Element data from apps and pages:
== Segment start ==
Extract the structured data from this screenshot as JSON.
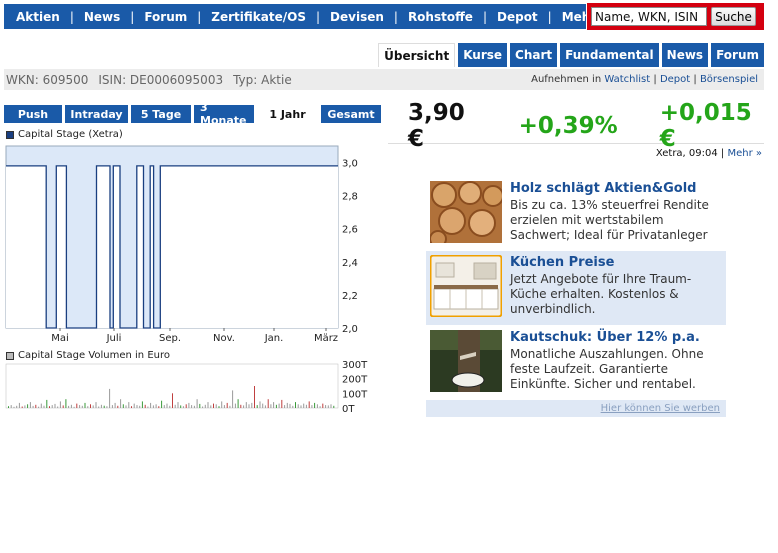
{
  "nav": {
    "items": [
      "Aktien",
      "News",
      "Forum",
      "Zertifikate/OS",
      "Devisen",
      "Rohstoffe",
      "Depot",
      "Mehr"
    ],
    "separator": "|",
    "search_placeholder": "Name, WKN, ISIN",
    "search_button": "Suche"
  },
  "subtabs": [
    "Übersicht",
    "Kurse",
    "Chart",
    "Fundamental",
    "News",
    "Forum"
  ],
  "info": {
    "wkn": "WKN: 609500",
    "isin": "ISIN: DE0006095003",
    "typ": "Typ: Aktie",
    "aufnehmen": "Aufnehmen in",
    "watchlist": "Watchlist",
    "depot": "Depot",
    "boersenspiel": "Börsenspiel",
    "sep": "|"
  },
  "ranges": [
    "Push",
    "Intraday",
    "5 Tage",
    "3 Monate",
    "1 Jahr",
    "Gesamt"
  ],
  "quote": {
    "price": "3,90 €",
    "change_pct": "+0,39%",
    "change_abs": "+0,015 €",
    "exchange_time": "Xetra, 09:04",
    "more": "Mehr »",
    "positive_color": "#24a519"
  },
  "chart_data": [
    {
      "type": "line",
      "title": "Capital Stage (Xetra)",
      "y_ticks": [
        "3,0",
        "2,8",
        "2,6",
        "2,4",
        "2,2",
        "2,0"
      ],
      "x_ticks": [
        "Mai",
        "Juli",
        "Sep.",
        "Nov.",
        "Jan.",
        "März"
      ],
      "ylim": [
        2.0,
        3.0
      ],
      "series": [
        {
          "values": [
            2.98,
            2.98,
            2.98,
            2.98,
            2.98,
            2.98,
            2.98,
            2.98,
            2.98,
            2.98,
            2.98,
            2.98,
            2.0,
            2.0,
            2.0,
            2.98,
            2.98,
            2.98,
            2.0,
            2.0,
            2.0,
            2.0,
            2.0,
            2.0,
            2.0,
            2.0,
            2.0,
            2.98,
            2.98,
            2.98,
            2.98,
            2.0,
            2.98,
            2.98,
            2.0,
            2.0,
            2.0,
            2.0,
            2.0,
            2.98,
            2.98,
            2.0,
            2.0,
            2.98,
            2.0,
            2.0,
            2.98,
            2.98,
            2.98,
            2.98,
            2.98,
            2.98,
            2.98,
            2.98,
            2.98,
            2.98,
            2.98,
            2.98,
            2.98,
            2.98,
            2.98,
            2.98,
            2.98,
            2.98,
            2.98,
            2.98,
            2.98,
            2.98,
            2.98,
            2.98,
            2.98,
            2.98,
            2.98,
            2.98,
            2.98,
            2.98,
            2.98,
            2.98,
            2.98,
            2.98,
            2.98,
            2.98,
            2.98,
            2.98,
            2.98,
            2.98,
            2.98,
            2.98,
            2.98,
            2.98,
            2.98,
            2.98,
            2.98,
            2.98,
            2.98,
            2.98,
            2.98,
            2.98,
            2.98,
            2.98
          ]
        }
      ],
      "line_color": "#1a3f80",
      "fill_color": "#dce8f8"
    },
    {
      "type": "bar",
      "title": "Capital Stage Volumen in Euro",
      "y_ticks": [
        "300T",
        "200T",
        "100T",
        "0T"
      ],
      "ylim": [
        0,
        300
      ],
      "values": [
        12,
        20,
        8,
        15,
        35,
        10,
        18,
        25,
        40,
        14,
        22,
        9,
        30,
        16,
        55,
        12,
        20,
        28,
        10,
        45,
        18,
        60,
        14,
        22,
        8,
        30,
        20,
        15,
        35,
        12,
        25,
        18,
        40,
        10,
        22,
        16,
        12,
        130,
        20,
        35,
        15,
        60,
        25,
        18,
        40,
        12,
        30,
        20,
        15,
        45,
        22,
        10,
        35,
        18,
        25,
        12,
        50,
        20,
        30,
        15,
        100,
        22,
        40,
        18,
        12,
        25,
        35,
        20,
        15,
        60,
        28,
        10,
        22,
        40,
        18,
        30,
        25,
        12,
        45,
        20,
        35,
        15,
        120,
        30,
        60,
        22,
        18,
        40,
        25,
        35,
        150,
        20,
        45,
        30,
        18,
        60,
        25,
        40,
        22,
        30,
        55,
        20,
        35,
        28,
        15,
        40,
        25,
        18,
        30,
        22,
        45,
        20,
        35,
        25,
        12,
        30,
        20,
        18,
        25,
        15
      ],
      "colors": {
        "up": "#3a9a3a",
        "down": "#c04040",
        "neutral": "#9a9a9a"
      }
    }
  ],
  "ads": [
    {
      "title": "Holz schlägt Aktien&Gold",
      "body": "Bis zu ca. 13% steuerfrei Rendite erzielen mit wertstabilem Sachwert; Ideal für Privatanleger",
      "icon": "wood-logs-image"
    },
    {
      "title": "Küchen Preise",
      "body": "Jetzt Angebote für Ihre Traum-Küche erhalten. Kostenlos & unverbindlich.",
      "icon": "kitchen-image"
    },
    {
      "title": "Kautschuk: Über 12% p.a.",
      "body": "Monatliche Auszahlungen. Ohne feste Laufzeit. Garantierte Einkünfte. Sicher und rentabel.",
      "icon": "rubber-tree-image"
    }
  ],
  "ad_footer": "Hier können Sie werben"
}
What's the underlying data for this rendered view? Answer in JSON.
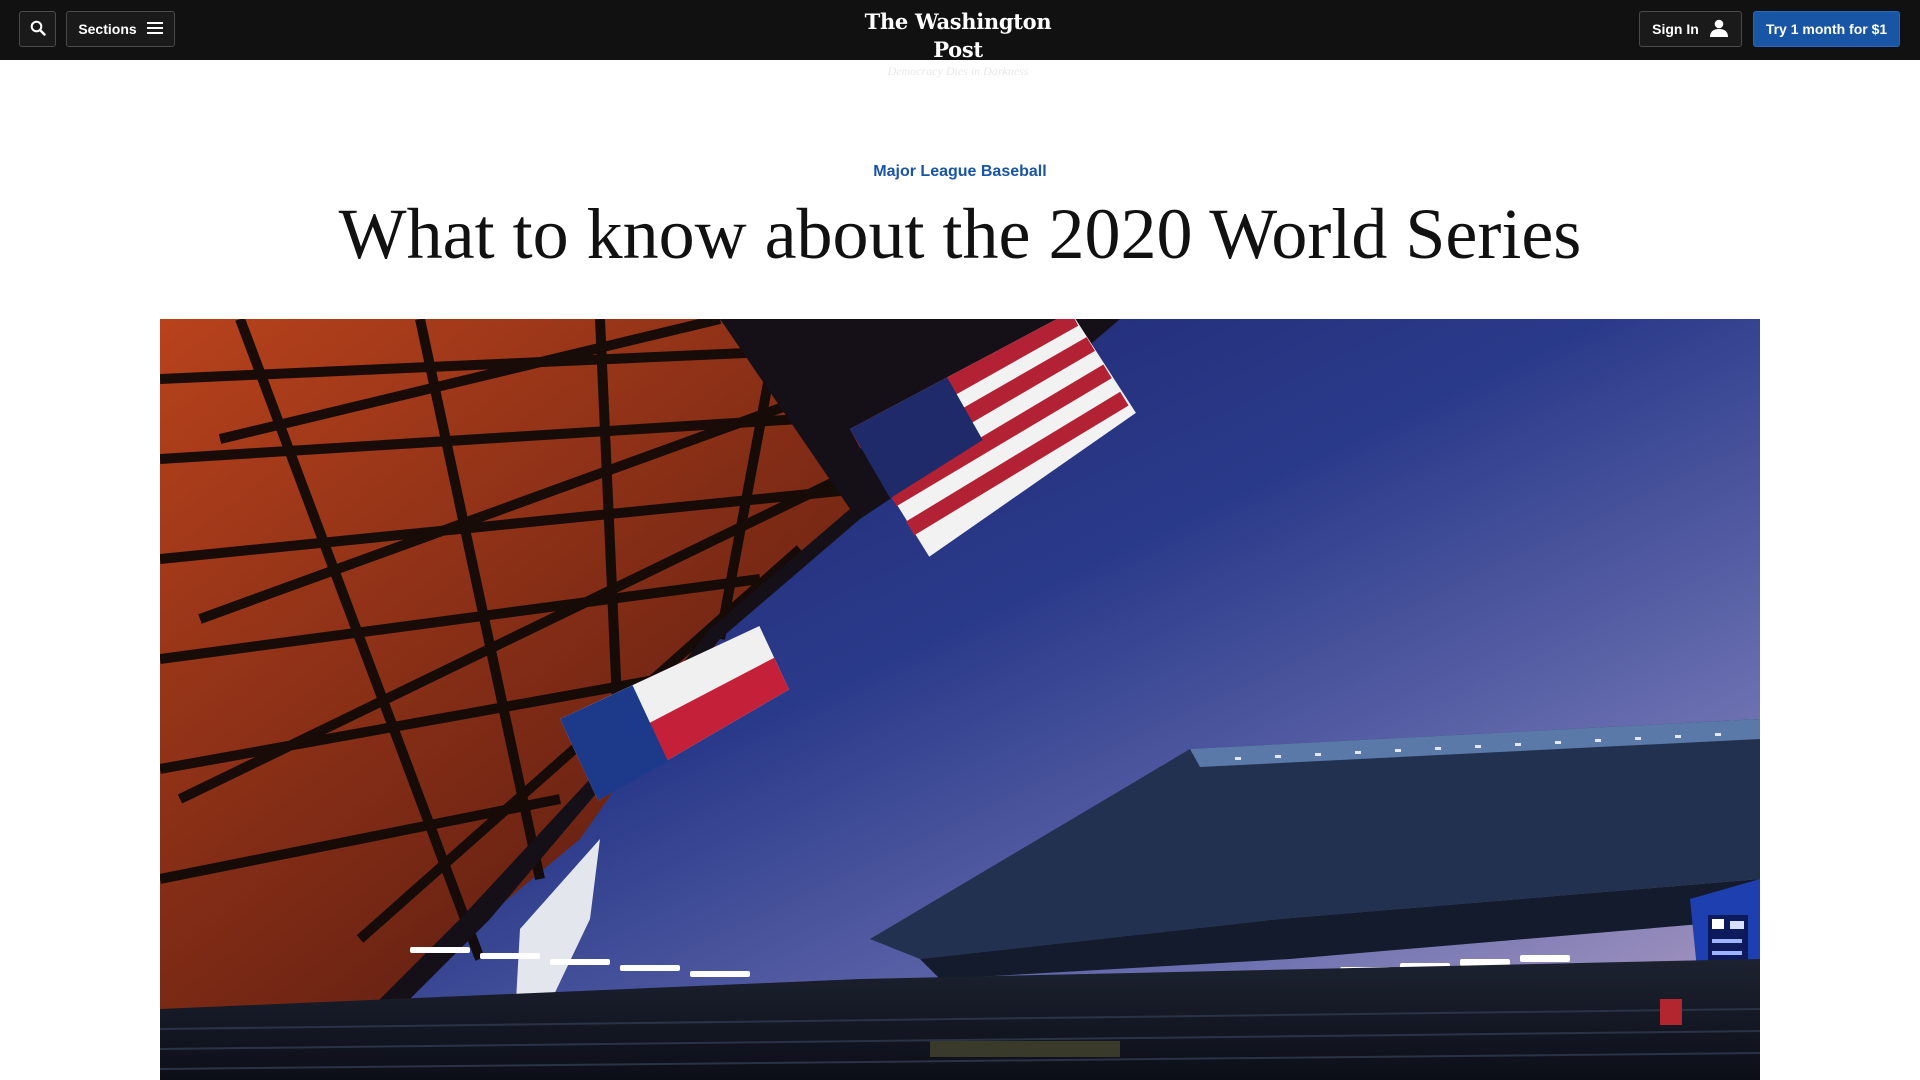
{
  "nav": {
    "search_icon": "search-icon",
    "sections_label": "Sections",
    "sections_icon": "hamburger-menu-icon",
    "signin_label": "Sign In",
    "signin_icon": "user-icon",
    "subscribe_label": "Try 1 month for $1"
  },
  "masthead": {
    "name": "The Washington Post",
    "tagline": "Democracy Dies in Darkness"
  },
  "article": {
    "kicker": "Major League Baseball",
    "headline": "What to know about the 2020 World Series"
  },
  "colors": {
    "topbar": "#111111",
    "accent_blue": "#1955a5",
    "headline": "#111111"
  }
}
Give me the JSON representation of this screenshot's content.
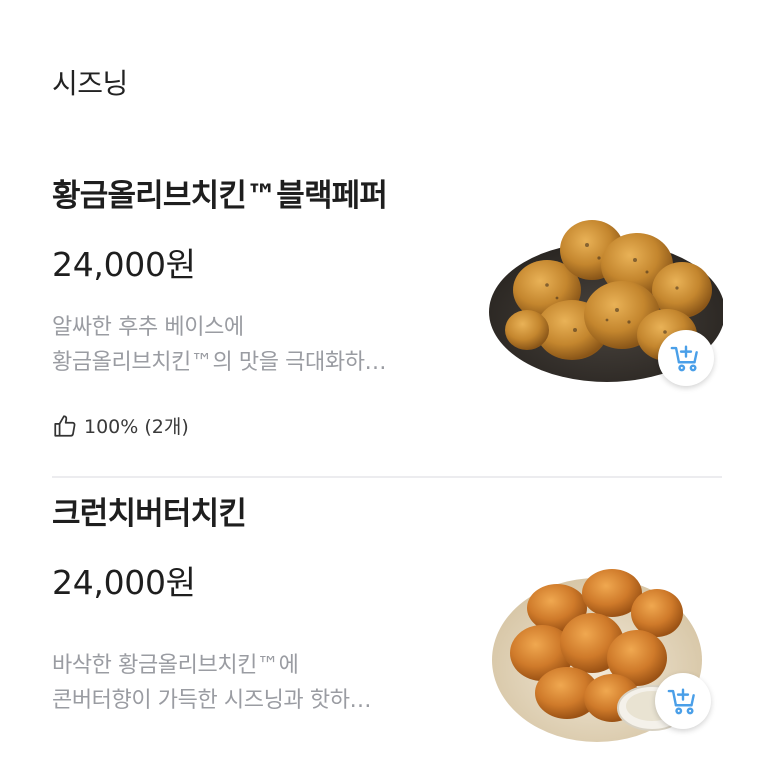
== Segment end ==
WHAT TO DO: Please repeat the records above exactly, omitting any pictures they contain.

COMPLETED EXERCISE:
Extract the structured data from this screenshot as JSON.
{
  "nav": {
    "items": [
      "Aktien",
      "News",
      "Forum",
      "Zertifikate/OS",
      "Devisen",
      "Rohstoffe",
      "Depot",
      "Mehr"
    ],
    "separator": "|",
    "search_placeholder": "Name, WKN, ISIN",
    "search_button": "Suche"
  },
  "subtabs": [
    "Übersicht",
    "Kurse",
    "Chart",
    "Fundamental",
    "News",
    "Forum"
  ],
  "info": {
    "wkn": "WKN: 609500",
    "isin": "ISIN: DE0006095003",
    "typ": "Typ: Aktie",
    "aufnehmen": "Aufnehmen in",
    "watchlist": "Watchlist",
    "depot": "Depot",
    "boersenspiel": "Börsenspiel",
    "sep": "|"
  },
  "ranges": [
    "Push",
    "Intraday",
    "5 Tage",
    "3 Monate",
    "1 Jahr",
    "Gesamt"
  ],
  "quote": {
    "price": "3,90 €",
    "change_pct": "+0,39%",
    "change_abs": "+0,015 €",
    "exchange_time": "Xetra, 09:04",
    "more": "Mehr »",
    "positive_color": "#24a519"
  },
  "chart_data": [
    {
      "type": "line",
      "title": "Capital Stage (Xetra)",
      "y_ticks": [
        "3,0",
        "2,8",
        "2,6",
        "2,4",
        "2,2",
        "2,0"
      ],
      "x_ticks": [
        "Mai",
        "Juli",
        "Sep.",
        "Nov.",
        "Jan.",
        "März"
      ],
      "ylim": [
        2.0,
        3.0
      ],
      "series": [
        {
          "values": [
            2.98,
            2.98,
            2.98,
            2.98,
            2.98,
            2.98,
            2.98,
            2.98,
            2.98,
            2.98,
            2.98,
            2.98,
            2.0,
            2.0,
            2.0,
            2.98,
            2.98,
            2.98,
            2.0,
            2.0,
            2.0,
            2.0,
            2.0,
            2.0,
            2.0,
            2.0,
            2.0,
            2.98,
            2.98,
            2.98,
            2.98,
            2.0,
            2.98,
            2.98,
            2.0,
            2.0,
            2.0,
            2.0,
            2.0,
            2.98,
            2.98,
            2.0,
            2.0,
            2.98,
            2.0,
            2.0,
            2.98,
            2.98,
            2.98,
            2.98,
            2.98,
            2.98,
            2.98,
            2.98,
            2.98,
            2.98,
            2.98,
            2.98,
            2.98,
            2.98,
            2.98,
            2.98,
            2.98,
            2.98,
            2.98,
            2.98,
            2.98,
            2.98,
            2.98,
            2.98,
            2.98,
            2.98,
            2.98,
            2.98,
            2.98,
            2.98,
            2.98,
            2.98,
            2.98,
            2.98,
            2.98,
            2.98,
            2.98,
            2.98,
            2.98,
            2.98,
            2.98,
            2.98,
            2.98,
            2.98,
            2.98,
            2.98,
            2.98,
            2.98,
            2.98,
            2.98,
            2.98,
            2.98,
            2.98,
            2.98
          ]
        }
      ],
      "line_color": "#1a3f80",
      "fill_color": "#dce8f8"
    },
    {
      "type": "bar",
      "title": "Capital Stage Volumen in Euro",
      "y_ticks": [
        "300T",
        "200T",
        "100T",
        "0T"
      ],
      "ylim": [
        0,
        300
      ],
      "values": [
        12,
        20,
        8,
        15,
        35,
        10,
        18,
        25,
        40,
        14,
        22,
        9,
        30,
        16,
        55,
        12,
        20,
        28,
        10,
        45,
        18,
        60,
        14,
        22,
        8,
        30,
        20,
        15,
        35,
        12,
        25,
        18,
        40,
        10,
        22,
        16,
        12,
        130,
        20,
        35,
        15,
        60,
        25,
        18,
        40,
        12,
        30,
        20,
        15,
        45,
        22,
        10,
        35,
        18,
        25,
        12,
        50,
        20,
        30,
        15,
        100,
        22,
        40,
        18,
        12,
        25,
        35,
        20,
        15,
        60,
        28,
        10,
        22,
        40,
        18,
        30,
        25,
        12,
        45,
        20,
        35,
        15,
        120,
        30,
        60,
        22,
        18,
        40,
        25,
        35,
        150,
        20,
        45,
        30,
        18,
        60,
        25,
        40,
        22,
        30,
        55,
        20,
        35,
        28,
        15,
        40,
        25,
        18,
        30,
        22,
        45,
        20,
        35,
        25,
        12,
        30,
        20,
        18,
        25,
        15
      ],
      "colors": {
        "up": "#3a9a3a",
        "down": "#c04040",
        "neutral": "#9a9a9a"
      }
    }
  ],
  "ads": [
    {
      "title": "Holz schlägt Aktien&Gold",
      "body": "Bis zu ca. 13% steuerfrei Rendite erzielen mit wertstabilem Sachwert; Ideal für Privatanleger",
      "icon": "wood-logs-image"
    },
    {
      "title": "Küchen Preise",
      "body": "Jetzt Angebote für Ihre Traum-Küche erhalten. Kostenlos & unverbindlich.",
      "icon": "kitchen-image"
    },
    {
      "title": "Kautschuk: Über 12% p.a.",
      "body": "Monatliche Auszahlungen. Ohne feste Laufzeit. Garantierte Einkünfte. Sicher und rentabel.",
      "icon": "rubber-tree-image"
    }
  ],
  "ad_footer": "Hier können Sie werben"
}
What's the underlying data for this rendered view? Answer in JSON.
{
  "nav": {
    "search_icon": "search-icon",
    "sections_label": "Sections",
    "sections_icon": "hamburger-menu-icon",
    "signin_label": "Sign In",
    "signin_icon": "user-icon",
    "subscribe_label": "Try 1 month for $1"
  },
  "masthead": {
    "name": "The Washington Post",
    "tagline": "Democracy Dies in Darkness"
  },
  "article": {
    "kicker": "Major League Baseball",
    "headline": "What to know about the 2020 World Series"
  },
  "colors": {
    "topbar": "#111111",
    "accent_blue": "#1955a5",
    "headline": "#111111"
  }
}
Give me the JSON representation of this screenshot's content.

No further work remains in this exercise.